-- Opening Marker --

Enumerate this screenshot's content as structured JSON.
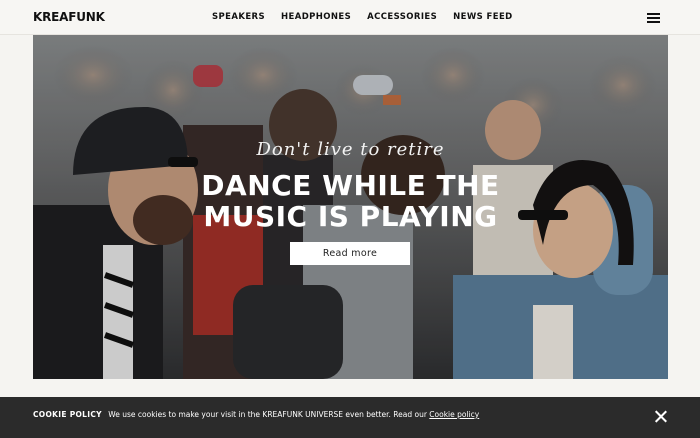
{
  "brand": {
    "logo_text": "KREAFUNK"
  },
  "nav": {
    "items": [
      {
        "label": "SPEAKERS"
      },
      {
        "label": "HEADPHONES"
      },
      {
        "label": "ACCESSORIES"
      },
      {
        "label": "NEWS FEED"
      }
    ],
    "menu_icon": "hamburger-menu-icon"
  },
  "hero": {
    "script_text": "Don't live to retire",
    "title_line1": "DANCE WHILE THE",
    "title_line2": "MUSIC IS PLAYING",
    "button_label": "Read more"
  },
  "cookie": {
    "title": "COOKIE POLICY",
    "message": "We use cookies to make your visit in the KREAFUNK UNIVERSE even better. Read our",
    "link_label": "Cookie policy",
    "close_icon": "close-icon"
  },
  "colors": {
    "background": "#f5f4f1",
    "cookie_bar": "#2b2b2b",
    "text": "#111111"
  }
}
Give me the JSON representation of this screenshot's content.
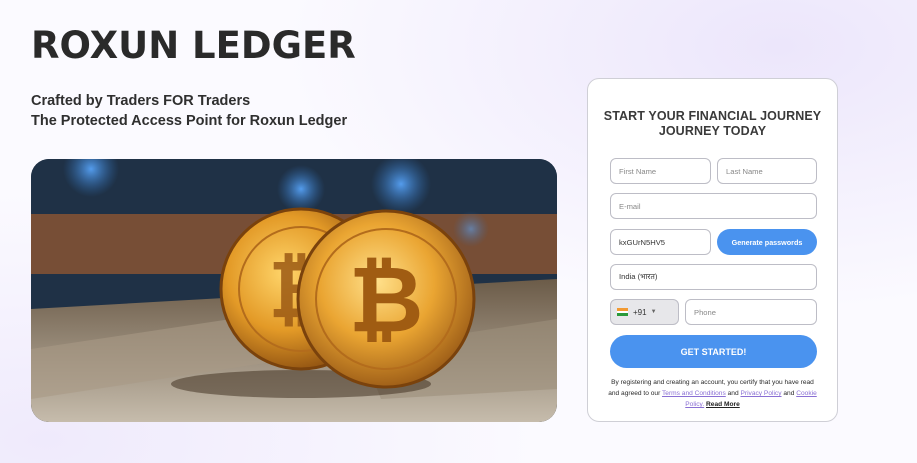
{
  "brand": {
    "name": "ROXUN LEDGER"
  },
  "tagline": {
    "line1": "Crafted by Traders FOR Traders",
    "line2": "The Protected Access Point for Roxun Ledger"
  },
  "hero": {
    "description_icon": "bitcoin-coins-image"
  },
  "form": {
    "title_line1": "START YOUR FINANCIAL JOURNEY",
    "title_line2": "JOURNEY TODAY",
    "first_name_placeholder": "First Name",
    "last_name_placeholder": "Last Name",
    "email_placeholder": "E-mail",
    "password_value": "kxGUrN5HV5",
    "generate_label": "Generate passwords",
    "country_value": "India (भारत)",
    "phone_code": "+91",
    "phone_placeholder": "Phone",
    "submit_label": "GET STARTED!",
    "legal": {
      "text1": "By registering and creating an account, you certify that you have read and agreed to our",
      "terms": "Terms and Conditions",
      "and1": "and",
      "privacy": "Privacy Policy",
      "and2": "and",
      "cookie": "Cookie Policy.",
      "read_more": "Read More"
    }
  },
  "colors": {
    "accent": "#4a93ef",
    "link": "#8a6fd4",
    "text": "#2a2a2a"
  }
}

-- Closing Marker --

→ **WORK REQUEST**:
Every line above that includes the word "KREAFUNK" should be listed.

→ **EXERCISE OUTPUT**:
    "logo_text": "KREAFUNK"
    "message": "We use cookies to make your visit in the KREAFUNK UNIVERSE even better. Read our",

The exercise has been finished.